Seeking Professional Help
It could be the case that these problems are so deep and so severe that you need to seek professional help. So it's important to look for family counseling and it maybe even individual counseling for your child or teen to help sort through these problems and to help develop the tools that they need to work through these deeper issues.
So that was the fourth level of the Tech Happy Life model, the Red Light Level. There are the four levels of the model, and the emphasis, again, is on the lower levels of the model. Building the relationship and preventive strategies. So hopefully we don't have as many red light level issues to deal with to begin with. Now the overall goal of this model in intervening around the challenges of technology is to help our kids ultimately self-regulate so that they're able to develop the skills and strategies to meet their psychological needs in an effective way so they can grow to be happy healthy productive adults. That starts now, and our our way to influence our kids is through the relationship. Never forget that - that's the most important part of this model.
My book, written with my good friend and co-author, Dr. Jon Lasser, is out right now. It's called Tech Generation: Raising Balanced Kids in a Hyper-Connected World. It's available at my website Tech Happy Life, or, of course, Amazon. In our book, we cover the Tech Happy Life model and many other topics, so I hope you check it out.

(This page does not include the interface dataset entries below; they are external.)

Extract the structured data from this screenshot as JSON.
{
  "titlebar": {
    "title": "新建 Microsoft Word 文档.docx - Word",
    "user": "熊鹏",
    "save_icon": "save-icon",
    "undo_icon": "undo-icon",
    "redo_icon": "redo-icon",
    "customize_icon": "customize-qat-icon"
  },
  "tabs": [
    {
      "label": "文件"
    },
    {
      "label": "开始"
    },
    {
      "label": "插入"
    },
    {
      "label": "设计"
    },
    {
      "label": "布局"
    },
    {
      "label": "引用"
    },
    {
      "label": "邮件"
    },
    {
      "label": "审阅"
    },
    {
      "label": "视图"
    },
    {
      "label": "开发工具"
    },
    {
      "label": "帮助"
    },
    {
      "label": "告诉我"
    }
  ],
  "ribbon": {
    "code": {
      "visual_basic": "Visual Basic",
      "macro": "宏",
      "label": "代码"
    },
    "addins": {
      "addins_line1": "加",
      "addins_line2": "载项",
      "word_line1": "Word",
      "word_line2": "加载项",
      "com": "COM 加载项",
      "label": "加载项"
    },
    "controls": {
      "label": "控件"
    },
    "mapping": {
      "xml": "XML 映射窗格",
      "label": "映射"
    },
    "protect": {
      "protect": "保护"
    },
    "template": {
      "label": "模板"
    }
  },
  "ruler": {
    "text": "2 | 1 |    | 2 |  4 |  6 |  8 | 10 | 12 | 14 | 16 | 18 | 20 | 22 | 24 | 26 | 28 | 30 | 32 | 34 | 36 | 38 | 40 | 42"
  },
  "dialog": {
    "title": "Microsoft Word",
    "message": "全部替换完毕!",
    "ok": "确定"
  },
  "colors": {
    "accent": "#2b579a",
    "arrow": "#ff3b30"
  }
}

I hope you join me for future episodes where we cover many other interesting, engaging, and challenging topics. I'll see you then. This has been Tech Happy Life with Dr. Mike Brooks.